Geologic Background. Pagan Island, the largest and one of the most active of the Mariana Islands volcanoes, consists of two stratovolcanoes connected by a narrow isthmus. Both North and South Pagan stratovolcanoes were constructed within calderas, 7 and 4 km in diameter, respectively. The 570-m-high Mount Pagan at the NE end of the island rises above the flat floor of the northern caldera, which may have formed less than 1000 years ago. South Pagan is a 548-m-high stratovolcano with an elongated summit containing four distinct craters. Almost all of the historical eruptions of Pagan, which date back to the 17th century, have originated from North Pagan volcano. The largest eruption of Pagan during historical time took place in 1981 and prompted the evacuation of the sparsely populated island.

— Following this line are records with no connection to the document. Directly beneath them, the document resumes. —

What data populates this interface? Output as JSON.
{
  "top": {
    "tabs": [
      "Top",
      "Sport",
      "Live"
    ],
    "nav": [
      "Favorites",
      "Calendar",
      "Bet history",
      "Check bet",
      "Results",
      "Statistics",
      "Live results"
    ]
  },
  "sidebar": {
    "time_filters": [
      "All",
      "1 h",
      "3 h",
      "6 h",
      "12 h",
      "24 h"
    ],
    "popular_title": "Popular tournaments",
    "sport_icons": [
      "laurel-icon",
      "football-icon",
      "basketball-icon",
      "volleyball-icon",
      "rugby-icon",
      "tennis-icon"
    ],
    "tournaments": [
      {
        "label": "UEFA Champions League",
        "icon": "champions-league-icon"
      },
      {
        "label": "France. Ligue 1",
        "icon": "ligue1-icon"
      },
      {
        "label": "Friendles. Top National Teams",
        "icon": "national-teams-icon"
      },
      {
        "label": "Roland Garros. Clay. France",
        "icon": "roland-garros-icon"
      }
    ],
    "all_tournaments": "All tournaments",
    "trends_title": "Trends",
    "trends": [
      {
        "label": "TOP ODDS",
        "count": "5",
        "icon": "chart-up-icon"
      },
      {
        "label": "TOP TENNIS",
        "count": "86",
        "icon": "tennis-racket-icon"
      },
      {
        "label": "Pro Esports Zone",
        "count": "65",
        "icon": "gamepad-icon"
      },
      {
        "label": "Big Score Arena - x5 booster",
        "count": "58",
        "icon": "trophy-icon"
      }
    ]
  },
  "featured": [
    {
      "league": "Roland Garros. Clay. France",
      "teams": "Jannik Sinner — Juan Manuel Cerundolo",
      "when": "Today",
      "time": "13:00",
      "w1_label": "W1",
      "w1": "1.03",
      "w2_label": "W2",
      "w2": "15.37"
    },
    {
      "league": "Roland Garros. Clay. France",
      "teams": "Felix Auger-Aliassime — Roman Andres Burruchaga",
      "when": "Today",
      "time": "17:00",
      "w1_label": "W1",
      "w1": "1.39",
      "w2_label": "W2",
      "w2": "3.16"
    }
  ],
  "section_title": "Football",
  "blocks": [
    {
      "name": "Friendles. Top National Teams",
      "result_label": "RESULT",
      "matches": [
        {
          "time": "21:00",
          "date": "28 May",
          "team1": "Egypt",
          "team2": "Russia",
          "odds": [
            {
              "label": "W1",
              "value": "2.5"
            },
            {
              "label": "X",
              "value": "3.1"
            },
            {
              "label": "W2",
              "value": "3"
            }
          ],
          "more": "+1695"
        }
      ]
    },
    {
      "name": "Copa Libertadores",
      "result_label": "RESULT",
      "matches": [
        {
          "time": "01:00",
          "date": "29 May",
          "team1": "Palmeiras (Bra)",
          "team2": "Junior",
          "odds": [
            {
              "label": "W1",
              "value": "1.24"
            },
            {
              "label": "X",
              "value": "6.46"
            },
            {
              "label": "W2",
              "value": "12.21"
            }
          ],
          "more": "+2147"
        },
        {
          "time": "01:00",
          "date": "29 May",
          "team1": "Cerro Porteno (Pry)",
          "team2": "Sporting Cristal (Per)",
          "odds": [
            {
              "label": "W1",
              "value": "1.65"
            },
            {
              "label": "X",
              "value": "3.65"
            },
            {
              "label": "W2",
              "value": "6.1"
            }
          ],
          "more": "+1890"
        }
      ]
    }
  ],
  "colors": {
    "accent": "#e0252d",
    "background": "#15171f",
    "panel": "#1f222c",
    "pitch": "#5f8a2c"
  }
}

Information Contacts: Emergency Management Office of the Commonwealth of the Northern Mariana Islands (EMO-CNMI) and USGS Volcano Hazards Program, PO Box 100007, Saipan, MP 96950, USA (URL: http://www.cnmihsem.gov.mp/, http://volcanoes.usgs.gov/nmi/activity/); Frank Trusdell, Hawaiian Volcano Observatory, PO Box 51, Hawaii National Park, HI, 96718-0051; Washington Volcanic Ash Advisory Center (VAAC), Satellite Analysis Branch (SAB), NOAA/NESDIS E/SP23, NOAA Science Center Room 401, 5200 Auth Rd, Camp Springs, MD 20746, USA (URL: http://www.ospo.noaa.gov/Products/atmosphere/vaac/); Hawai`i Institute of Geophysics and Planetology (HIGP) Thermal Alerts System (MODVOLC), School of Ocean and Earth Science and Technology (SOEST), Univ. of Hawai`i, 2525 Correa Road, Honolulu, HI 96822, USA (URL: http://modis.higp.hawaii.edu/); Peter Webley, University of Alaska Fairbanks Geophysical Institute, 909 Koyukuk Drive, Fairbanks, AK, 99775, USA (URL: http://www.gi.alaska.edu/); NASA Earth Observatory, NASA Goddard Space Flight Center (URL: http://earthobservatory.nasa.gov/).